Supplied data: Begin
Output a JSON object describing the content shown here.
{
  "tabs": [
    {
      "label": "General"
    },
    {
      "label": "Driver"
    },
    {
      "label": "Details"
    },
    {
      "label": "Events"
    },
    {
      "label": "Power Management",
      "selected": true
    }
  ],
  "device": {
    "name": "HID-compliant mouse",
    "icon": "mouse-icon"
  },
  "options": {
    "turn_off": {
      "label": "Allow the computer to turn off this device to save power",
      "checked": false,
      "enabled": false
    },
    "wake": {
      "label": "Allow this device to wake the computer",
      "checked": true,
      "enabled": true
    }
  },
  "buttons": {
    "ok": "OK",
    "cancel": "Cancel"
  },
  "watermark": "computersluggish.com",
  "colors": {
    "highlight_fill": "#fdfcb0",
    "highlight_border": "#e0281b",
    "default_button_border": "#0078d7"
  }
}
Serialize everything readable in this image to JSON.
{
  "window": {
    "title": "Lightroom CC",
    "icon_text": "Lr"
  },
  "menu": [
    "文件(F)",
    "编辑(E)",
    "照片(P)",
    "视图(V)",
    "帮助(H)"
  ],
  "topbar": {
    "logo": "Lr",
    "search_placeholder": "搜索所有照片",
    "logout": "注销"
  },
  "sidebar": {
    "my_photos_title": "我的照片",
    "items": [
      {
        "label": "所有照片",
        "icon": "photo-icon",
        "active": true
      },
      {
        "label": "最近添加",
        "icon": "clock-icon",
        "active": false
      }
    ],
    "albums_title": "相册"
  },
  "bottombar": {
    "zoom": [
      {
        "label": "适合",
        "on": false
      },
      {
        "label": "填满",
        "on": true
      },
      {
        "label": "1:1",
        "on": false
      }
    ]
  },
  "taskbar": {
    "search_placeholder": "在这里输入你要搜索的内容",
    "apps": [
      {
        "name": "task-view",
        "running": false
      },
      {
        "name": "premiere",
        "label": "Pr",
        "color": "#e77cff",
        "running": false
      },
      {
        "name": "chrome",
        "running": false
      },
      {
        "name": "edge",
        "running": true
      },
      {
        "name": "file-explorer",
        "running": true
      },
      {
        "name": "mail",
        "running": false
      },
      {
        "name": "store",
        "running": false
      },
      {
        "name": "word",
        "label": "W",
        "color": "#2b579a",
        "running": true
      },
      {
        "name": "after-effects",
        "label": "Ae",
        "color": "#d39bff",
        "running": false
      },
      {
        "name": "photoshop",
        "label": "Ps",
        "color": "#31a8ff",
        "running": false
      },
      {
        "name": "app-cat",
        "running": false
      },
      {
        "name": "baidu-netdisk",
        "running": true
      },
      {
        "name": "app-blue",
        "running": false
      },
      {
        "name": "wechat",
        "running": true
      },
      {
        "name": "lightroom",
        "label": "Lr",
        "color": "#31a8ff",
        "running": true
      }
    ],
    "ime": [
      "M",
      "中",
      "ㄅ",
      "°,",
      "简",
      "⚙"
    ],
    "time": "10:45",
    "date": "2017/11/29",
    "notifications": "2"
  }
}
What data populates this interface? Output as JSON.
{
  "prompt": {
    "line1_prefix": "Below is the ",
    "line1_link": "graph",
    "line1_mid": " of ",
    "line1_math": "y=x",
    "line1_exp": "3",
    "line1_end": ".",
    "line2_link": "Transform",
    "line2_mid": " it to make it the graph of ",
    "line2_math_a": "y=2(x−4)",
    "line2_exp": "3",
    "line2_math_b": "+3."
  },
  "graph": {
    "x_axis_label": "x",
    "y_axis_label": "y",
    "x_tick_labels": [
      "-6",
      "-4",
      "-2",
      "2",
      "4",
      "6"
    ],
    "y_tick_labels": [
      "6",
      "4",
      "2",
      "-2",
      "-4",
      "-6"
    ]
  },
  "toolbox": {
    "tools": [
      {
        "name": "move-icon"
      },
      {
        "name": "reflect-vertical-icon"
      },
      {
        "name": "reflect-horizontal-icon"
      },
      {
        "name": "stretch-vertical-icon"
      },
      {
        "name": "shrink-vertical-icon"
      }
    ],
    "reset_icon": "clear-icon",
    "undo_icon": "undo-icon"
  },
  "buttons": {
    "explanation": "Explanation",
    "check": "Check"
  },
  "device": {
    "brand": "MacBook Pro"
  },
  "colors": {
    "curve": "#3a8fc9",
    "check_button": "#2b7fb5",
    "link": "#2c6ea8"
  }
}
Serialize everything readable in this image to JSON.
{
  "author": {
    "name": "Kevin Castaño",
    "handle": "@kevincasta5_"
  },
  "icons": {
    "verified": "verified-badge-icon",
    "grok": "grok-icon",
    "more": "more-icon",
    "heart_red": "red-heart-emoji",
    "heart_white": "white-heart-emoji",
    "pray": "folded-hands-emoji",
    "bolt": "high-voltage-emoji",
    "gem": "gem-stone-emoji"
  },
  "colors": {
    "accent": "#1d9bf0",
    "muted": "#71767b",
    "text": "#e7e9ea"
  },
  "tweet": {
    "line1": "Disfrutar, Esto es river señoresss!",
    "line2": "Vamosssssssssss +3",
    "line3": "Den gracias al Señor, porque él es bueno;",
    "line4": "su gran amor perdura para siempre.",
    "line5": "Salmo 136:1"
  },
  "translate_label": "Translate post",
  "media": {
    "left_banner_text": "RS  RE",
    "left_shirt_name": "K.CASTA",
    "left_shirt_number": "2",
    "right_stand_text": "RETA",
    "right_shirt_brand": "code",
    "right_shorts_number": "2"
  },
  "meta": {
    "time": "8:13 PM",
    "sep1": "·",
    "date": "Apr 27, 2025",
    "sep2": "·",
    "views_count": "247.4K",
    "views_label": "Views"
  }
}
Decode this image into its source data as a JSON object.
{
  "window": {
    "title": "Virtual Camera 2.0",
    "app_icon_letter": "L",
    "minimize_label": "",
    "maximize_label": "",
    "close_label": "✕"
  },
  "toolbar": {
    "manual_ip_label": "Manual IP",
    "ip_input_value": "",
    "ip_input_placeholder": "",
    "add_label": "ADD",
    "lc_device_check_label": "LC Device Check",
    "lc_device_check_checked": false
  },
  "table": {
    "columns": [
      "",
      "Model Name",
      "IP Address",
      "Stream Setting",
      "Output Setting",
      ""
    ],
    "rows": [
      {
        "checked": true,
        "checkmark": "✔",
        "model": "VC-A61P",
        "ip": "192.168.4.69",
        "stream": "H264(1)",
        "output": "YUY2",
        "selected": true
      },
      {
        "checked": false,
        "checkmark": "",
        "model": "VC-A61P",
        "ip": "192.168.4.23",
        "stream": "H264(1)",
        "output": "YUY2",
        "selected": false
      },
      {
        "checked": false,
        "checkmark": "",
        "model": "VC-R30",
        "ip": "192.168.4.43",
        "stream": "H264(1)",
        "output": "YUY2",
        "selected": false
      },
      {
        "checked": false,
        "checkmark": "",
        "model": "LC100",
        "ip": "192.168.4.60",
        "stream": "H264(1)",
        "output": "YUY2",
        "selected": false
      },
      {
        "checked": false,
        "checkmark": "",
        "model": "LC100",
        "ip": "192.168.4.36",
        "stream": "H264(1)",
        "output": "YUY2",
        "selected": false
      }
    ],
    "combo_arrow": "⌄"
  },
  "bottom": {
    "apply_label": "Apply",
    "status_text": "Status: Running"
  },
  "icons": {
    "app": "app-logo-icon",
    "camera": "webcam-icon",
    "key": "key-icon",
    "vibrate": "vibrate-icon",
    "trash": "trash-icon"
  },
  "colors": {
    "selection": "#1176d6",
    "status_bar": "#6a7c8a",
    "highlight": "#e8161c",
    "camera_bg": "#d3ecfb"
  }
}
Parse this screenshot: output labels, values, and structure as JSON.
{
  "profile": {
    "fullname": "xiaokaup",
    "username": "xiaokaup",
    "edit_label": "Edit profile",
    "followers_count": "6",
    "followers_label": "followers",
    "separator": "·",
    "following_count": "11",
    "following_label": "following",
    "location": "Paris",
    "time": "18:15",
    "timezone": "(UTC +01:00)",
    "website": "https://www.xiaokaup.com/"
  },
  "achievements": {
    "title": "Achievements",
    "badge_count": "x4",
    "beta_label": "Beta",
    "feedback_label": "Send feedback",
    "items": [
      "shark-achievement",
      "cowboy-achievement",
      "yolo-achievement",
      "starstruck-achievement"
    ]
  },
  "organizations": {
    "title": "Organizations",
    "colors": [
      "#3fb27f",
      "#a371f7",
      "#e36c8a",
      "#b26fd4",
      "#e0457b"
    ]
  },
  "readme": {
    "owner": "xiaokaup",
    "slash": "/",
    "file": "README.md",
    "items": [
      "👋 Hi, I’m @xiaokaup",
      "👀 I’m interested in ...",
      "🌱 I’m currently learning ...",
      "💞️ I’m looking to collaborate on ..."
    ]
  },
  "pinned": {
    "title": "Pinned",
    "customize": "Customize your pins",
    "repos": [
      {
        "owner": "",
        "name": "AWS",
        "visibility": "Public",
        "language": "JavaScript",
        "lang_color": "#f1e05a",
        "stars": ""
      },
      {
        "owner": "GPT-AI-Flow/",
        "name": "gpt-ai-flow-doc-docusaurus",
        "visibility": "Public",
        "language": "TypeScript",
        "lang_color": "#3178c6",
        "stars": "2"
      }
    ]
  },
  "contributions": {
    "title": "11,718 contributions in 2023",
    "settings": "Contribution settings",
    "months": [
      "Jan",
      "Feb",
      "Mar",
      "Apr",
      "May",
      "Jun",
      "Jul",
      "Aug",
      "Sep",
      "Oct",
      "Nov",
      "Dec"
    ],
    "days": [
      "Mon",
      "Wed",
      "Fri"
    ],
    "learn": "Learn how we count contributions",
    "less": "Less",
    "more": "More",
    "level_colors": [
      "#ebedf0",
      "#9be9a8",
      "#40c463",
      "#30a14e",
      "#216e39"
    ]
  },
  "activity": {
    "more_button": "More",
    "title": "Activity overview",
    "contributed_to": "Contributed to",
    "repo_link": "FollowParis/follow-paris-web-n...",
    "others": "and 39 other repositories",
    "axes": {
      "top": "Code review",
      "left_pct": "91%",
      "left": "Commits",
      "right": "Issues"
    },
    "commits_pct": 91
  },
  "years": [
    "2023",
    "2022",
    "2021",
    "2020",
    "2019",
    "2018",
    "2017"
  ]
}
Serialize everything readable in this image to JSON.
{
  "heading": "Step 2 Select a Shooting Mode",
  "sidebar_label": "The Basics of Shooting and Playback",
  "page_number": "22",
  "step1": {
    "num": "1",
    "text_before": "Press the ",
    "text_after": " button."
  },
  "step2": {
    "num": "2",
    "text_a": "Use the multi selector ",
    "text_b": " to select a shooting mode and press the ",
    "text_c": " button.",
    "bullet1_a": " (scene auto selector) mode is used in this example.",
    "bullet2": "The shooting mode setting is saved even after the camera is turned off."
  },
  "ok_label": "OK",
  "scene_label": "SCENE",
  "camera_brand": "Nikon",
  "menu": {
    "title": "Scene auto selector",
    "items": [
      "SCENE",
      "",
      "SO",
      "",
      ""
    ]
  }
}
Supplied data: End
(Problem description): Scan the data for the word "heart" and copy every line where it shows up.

(Answer space):
    "heart_red": "red-heart-emoji",
    "heart_white": "white-heart-emoji",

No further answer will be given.